::: DATA PROVIDED

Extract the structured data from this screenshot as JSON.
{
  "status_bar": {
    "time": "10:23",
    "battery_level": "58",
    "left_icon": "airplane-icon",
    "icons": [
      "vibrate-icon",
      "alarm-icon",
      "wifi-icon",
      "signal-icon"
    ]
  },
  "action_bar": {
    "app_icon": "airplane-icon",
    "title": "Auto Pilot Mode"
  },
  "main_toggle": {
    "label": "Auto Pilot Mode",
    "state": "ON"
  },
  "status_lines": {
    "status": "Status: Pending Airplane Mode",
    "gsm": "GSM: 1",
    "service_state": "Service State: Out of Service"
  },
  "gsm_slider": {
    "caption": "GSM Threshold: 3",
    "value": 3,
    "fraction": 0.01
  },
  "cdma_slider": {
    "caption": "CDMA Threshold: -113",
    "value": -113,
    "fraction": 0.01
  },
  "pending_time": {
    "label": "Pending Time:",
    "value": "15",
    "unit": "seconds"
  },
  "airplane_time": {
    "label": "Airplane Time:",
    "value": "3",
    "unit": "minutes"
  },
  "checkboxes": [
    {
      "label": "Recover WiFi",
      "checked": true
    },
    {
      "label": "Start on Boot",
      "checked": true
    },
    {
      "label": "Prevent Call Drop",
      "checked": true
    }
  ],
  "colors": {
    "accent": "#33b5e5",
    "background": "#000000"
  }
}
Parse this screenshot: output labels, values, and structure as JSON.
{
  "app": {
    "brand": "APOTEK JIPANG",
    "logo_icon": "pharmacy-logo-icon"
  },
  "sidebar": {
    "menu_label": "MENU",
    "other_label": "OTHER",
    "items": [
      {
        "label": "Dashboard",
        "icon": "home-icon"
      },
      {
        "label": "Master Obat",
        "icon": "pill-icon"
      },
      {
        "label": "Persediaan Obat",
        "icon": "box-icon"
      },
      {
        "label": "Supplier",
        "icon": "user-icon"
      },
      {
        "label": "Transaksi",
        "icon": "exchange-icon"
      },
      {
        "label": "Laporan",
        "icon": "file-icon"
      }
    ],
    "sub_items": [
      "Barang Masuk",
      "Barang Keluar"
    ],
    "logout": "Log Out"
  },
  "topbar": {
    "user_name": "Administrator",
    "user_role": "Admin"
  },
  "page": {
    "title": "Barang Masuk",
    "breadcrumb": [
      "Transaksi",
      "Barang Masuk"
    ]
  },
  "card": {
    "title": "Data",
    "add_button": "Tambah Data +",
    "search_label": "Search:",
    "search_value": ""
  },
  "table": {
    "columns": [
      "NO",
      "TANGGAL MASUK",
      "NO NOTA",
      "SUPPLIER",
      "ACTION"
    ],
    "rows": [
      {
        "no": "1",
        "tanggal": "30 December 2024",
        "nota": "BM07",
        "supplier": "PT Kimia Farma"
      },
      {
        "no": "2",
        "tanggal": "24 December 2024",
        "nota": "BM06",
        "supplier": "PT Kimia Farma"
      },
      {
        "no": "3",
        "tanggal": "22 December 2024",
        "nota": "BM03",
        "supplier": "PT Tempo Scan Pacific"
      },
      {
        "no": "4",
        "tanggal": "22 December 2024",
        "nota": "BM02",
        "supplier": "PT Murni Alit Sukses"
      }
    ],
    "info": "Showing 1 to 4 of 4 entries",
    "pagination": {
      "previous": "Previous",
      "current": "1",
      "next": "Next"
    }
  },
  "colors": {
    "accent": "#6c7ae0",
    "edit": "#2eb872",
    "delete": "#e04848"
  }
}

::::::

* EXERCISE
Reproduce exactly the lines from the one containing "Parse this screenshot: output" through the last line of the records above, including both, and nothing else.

* RESPONSE TO THE EXERCISE
Parse this screenshot: output labels, values, and structure as JSON.
{
  "app": {
    "brand": "APOTEK JIPANG",
    "logo_icon": "pharmacy-logo-icon"
  },
  "sidebar": {
    "menu_label": "MENU",
    "other_label": "OTHER",
    "items": [
      {
        "label": "Dashboard",
        "icon": "home-icon"
      },
      {
        "label": "Master Obat",
        "icon": "pill-icon"
      },
      {
        "label": "Persediaan Obat",
        "icon": "box-icon"
      },
      {
        "label": "Supplier",
        "icon": "user-icon"
      },
      {
        "label": "Transaksi",
        "icon": "exchange-icon"
      },
      {
        "label": "Laporan",
        "icon": "file-icon"
      }
    ],
    "sub_items": [
      "Barang Masuk",
      "Barang Keluar"
    ],
    "logout": "Log Out"
  },
  "topbar": {
    "user_name": "Administrator",
    "user_role": "Admin"
  },
  "page": {
    "title": "Barang Masuk",
    "breadcrumb": [
      "Transaksi",
      "Barang Masuk"
    ]
  },
  "card": {
    "title": "Data",
    "add_button": "Tambah Data +",
    "search_label": "Search:",
    "search_value": ""
  },
  "table": {
    "columns": [
      "NO",
      "TANGGAL MASUK",
      "NO NOTA",
      "SUPPLIER",
      "ACTION"
    ],
    "rows": [
      {
        "no": "1",
        "tanggal": "30 December 2024",
        "nota": "BM07",
        "supplier": "PT Kimia Farma"
      },
      {
        "no": "2",
        "tanggal": "24 December 2024",
        "nota": "BM06",
        "supplier": "PT Kimia Farma"
      },
      {
        "no": "3",
        "tanggal": "22 December 2024",
        "nota": "BM03",
        "supplier": "PT Tempo Scan Pacific"
      },
      {
        "no": "4",
        "tanggal": "22 December 2024",
        "nota": "BM02",
        "supplier": "PT Murni Alit Sukses"
      }
    ],
    "info": "Showing 1 to 4 of 4 entries",
    "pagination": {
      "previous": "Previous",
      "current": "1",
      "next": "Next"
    }
  },
  "colors": {
    "accent": "#6c7ae0",
    "edit": "#2eb872",
    "delete": "#e04848"
  }
}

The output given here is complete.